I was looking for a way to start writing again, and coming up blank. The same words saturated my mind but their meanings seemed to have evaporated. I could no longer read anything beyond what crossed my desk for copy-editing – poorly conceived advertising, business reports written in gibberish, tourism and mechanics magazines, literary manuscripts scarcely better than my own. My kids were taking over my entire life, sucking me dry to the very marrow; it felt like I was withering away for them while they, conversely, flourished. Bags were appearing under my eyes and not even a good night’s sleep, when I actually got one, could make them go away. I lived in terror of my pens. When I saw a moment approaching when I might actually be able to write, on weekends when the kids were at their grandparents’, or during nervous nights when I couldn’t take another second of listening to Joannie sleep, I would squander them fucking around on the internet. When Robert came into my life, one June evening in Parc de Hochelaga where the Poetry Van was making its rounds, I had more or less resigned myself to the idea that I would never write another word.

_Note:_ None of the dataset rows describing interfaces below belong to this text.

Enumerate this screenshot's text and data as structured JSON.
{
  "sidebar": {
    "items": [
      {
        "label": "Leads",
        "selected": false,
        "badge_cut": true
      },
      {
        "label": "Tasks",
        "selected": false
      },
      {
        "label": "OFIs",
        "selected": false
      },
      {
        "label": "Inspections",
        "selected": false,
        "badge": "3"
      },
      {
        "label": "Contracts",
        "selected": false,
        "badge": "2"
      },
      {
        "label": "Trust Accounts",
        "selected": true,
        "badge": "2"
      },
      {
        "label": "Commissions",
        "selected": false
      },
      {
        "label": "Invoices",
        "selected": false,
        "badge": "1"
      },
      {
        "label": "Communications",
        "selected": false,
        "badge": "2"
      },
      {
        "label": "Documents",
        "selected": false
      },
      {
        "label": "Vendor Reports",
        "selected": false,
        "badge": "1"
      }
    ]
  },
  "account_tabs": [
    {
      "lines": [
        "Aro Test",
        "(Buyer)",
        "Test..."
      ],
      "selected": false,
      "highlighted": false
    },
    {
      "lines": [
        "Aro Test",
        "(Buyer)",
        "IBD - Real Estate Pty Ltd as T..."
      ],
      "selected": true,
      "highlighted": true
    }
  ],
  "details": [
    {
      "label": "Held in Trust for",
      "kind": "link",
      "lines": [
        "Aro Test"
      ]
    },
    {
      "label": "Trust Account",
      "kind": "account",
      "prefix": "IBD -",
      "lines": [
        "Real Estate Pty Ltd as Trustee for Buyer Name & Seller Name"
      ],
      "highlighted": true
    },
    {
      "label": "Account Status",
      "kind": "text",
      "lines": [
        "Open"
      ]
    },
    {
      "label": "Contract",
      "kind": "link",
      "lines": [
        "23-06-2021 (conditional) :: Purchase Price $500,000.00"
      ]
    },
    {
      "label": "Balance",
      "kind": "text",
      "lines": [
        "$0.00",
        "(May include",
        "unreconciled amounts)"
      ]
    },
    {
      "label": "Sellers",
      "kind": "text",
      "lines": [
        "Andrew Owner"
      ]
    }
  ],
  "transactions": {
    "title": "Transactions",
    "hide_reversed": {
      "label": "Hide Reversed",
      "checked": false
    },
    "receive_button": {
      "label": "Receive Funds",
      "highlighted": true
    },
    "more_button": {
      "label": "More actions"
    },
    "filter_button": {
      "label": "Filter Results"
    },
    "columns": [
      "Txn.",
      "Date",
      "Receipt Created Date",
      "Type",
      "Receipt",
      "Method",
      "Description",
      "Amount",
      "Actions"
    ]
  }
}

The poets took turns at the mic in front of the van, reading from crumpled up bits of paper, books, and magazines. I was spending my evening chasing Chloe, my youngest, through the crowd. In between two performances, while I chatted with an acquaintance, she got away from me again and I found her sitting on a park bench next an old man. He was looking at her, smiling, with a smoke dangling from the corner of his mouth. As I rounded up my daughter I said hi to the old man and thanked him, then promptly forgot all about it. Next month I recognized him when the Poetry Van stopped in Centre-Sud. He wasn’t just a park regular drawn by a pop-up artistic performance. He’d been following the Poetry Van around town, a constant presence on the outskirts of the crowd, sitting on a bench, just close enough to make out the amplified voices. He didn’t react to the readings, seemed content to sit there smoking and listening. I approached him and he nodded, asked me why I hadn’t brought my daughter this time. I explained that the family unit could be a bit of a prison cell, and I was out on furlough. He showed me a piece of paper folded up in his tobacco pouch, said he was trying to decide whether to read at the open mic at the end of the event. He didn’t get the chance. Darkness was descending. We went out for a few pints. ≈